The longer you stay. The harder extracting yourself becomes. I kept thinking, if only it was the Red Cross. If only it was Amnesty. In fact, if only it was any other charity… that charity I’d give money to without thinking about it…
I was shocked at myself, making arbitrary judgements about the relative worth of different charities – ones for poverty, blindness, human rights, welfare – to spend my measly £2.30 a week on.
Please, I really need an hour. Are you going to be here later today still? I literally mean I’ll come. I promise. I’m really keen to do this.
Ok, if I really can’t persuade you to sign up now, then, I’m here until 5, although I may be on a break at some point. Tell you what, it’s 2:37 at the moment, see you at 3:40?
For sure! See you then! You’ve been really inspiring. Thanks so much.
Sweat was dripping off my back as the sun bathed the limestone buildings of Bristol. Two voices in my head kept arguing as I turned into a retail unit not 100m from the girl. I left quickly, fearing her condemning, charitable eyes on my browsing, hypocritical, sweaty back.
My head was full of all the fabricated questions, the ethical dilemmas and the economic calculations of my pitiable situation. And as these clouded my mind, it was only with good luck that I escaped the long-reaching necks of Amnesty officials on my left, and the engulfing Charybdis of Medecins Sans Frontieres on my right.
I finally sought solace on the sunlit balcony of a riverside restaurant, ordered Split Pea & Wild Mushroom Paté served on Sourdough Toast, and breathed a sigh of relief.
As 3:40 struck, I turned off my iPhone.
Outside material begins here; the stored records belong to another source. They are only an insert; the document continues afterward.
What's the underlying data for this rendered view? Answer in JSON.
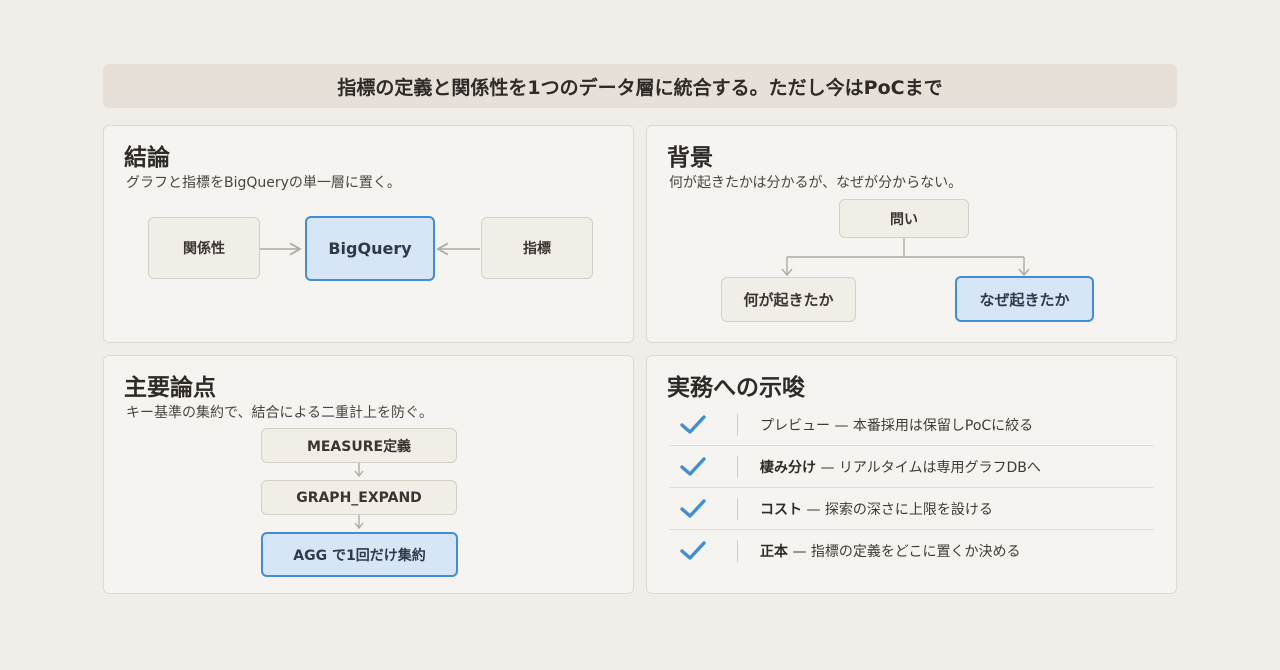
{
  "banner": "指標の定義と関係性を1つのデータ層に統合する。ただし今はPoCまで",
  "conclusion": {
    "title": "結論",
    "subtitle": "グラフと指標をBigQueryの単一層に置く。",
    "left_box": "関係性",
    "center_box": "BigQuery",
    "right_box": "指標"
  },
  "background": {
    "title": "背景",
    "subtitle": "何が起きたかは分かるが、なぜが分からない。",
    "root": "問い",
    "left_leaf": "何が起きたか",
    "right_leaf": "なぜ起きたか"
  },
  "points": {
    "title": "主要論点",
    "subtitle": "キー基準の集約で、結合による二重計上を防ぐ。",
    "steps": [
      "MEASURE定義",
      "GRAPH_EXPAND",
      "AGG で1回だけ集約"
    ]
  },
  "implications": {
    "title": "実務への示唆",
    "items": [
      {
        "bold": "",
        "text": "プレビュー — 本番採用は保留しPoCに絞る"
      },
      {
        "bold": "棲み分け",
        "text": " — リアルタイムは専用グラフDBへ"
      },
      {
        "bold": "コスト",
        "text": " — 探索の深さに上限を設ける"
      },
      {
        "bold": "正本",
        "text": " — 指標の定義をどこに置くか決める"
      }
    ],
    "check_icon": "check-icon",
    "check_color": "#3f8ed6"
  },
  "colors": {
    "highlight_border": "#3f8ed6",
    "highlight_fill": "#d6e6f7",
    "background": "#f1eee9"
  }
}
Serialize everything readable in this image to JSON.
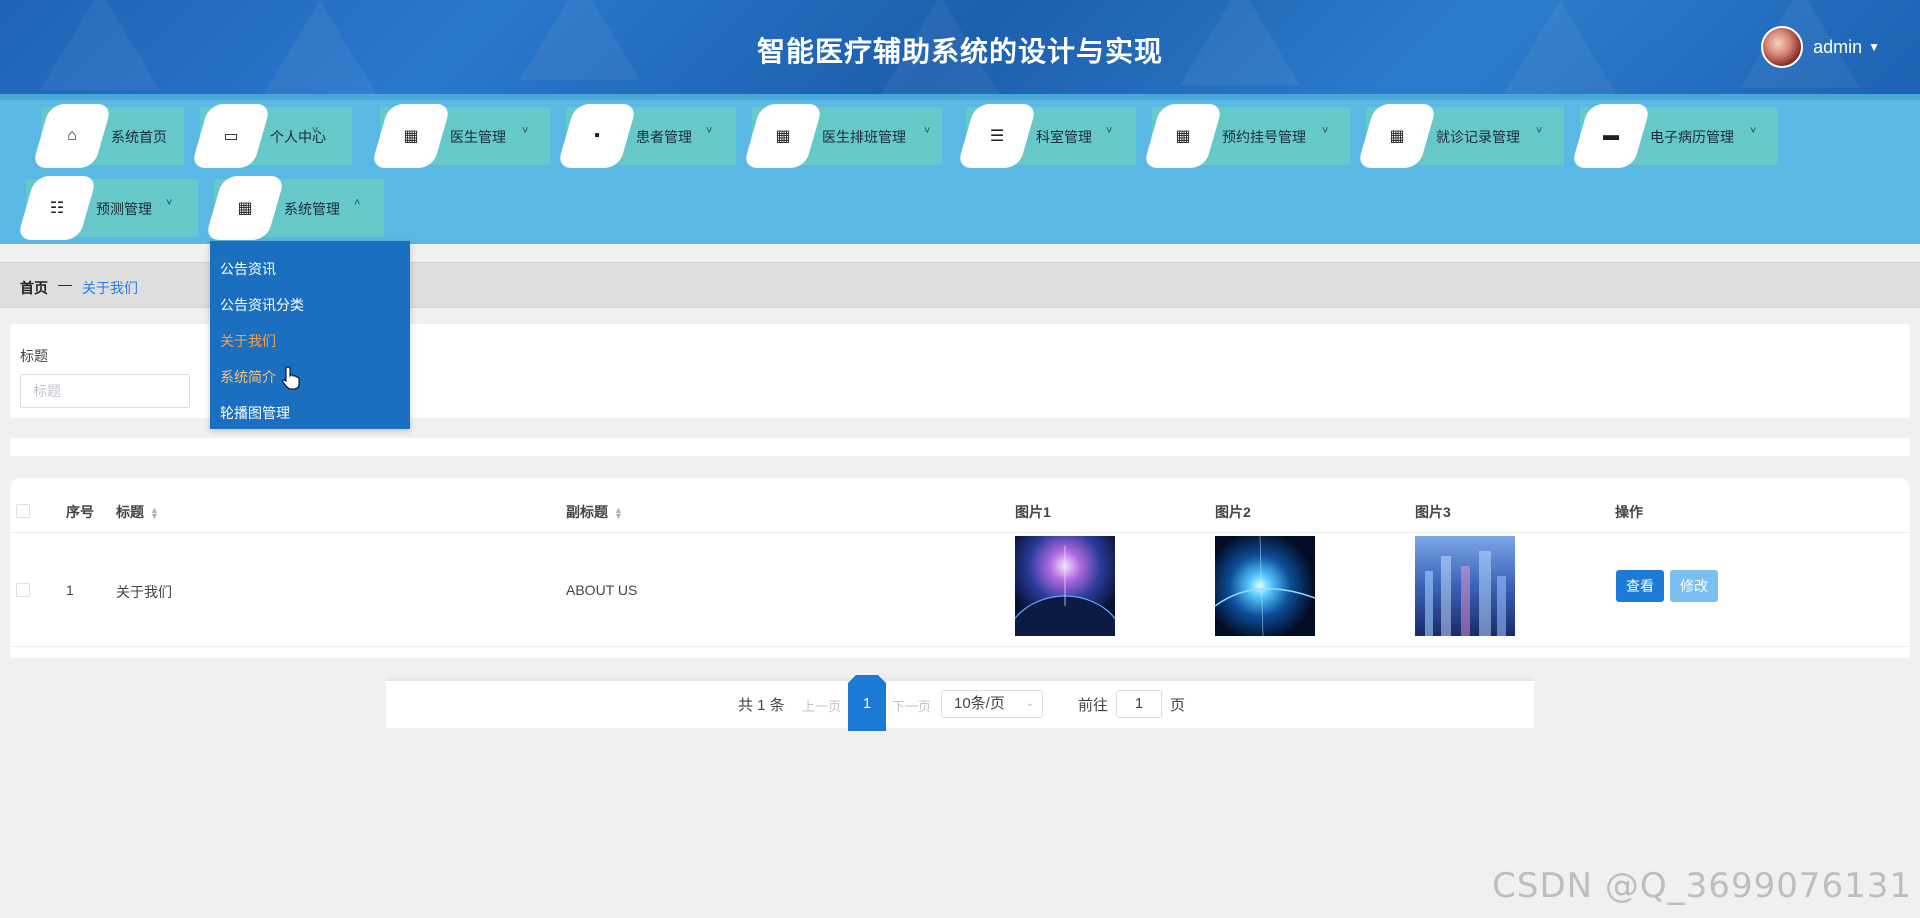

Sat back. And started to enjoy the new Italian feature film in Screen Three.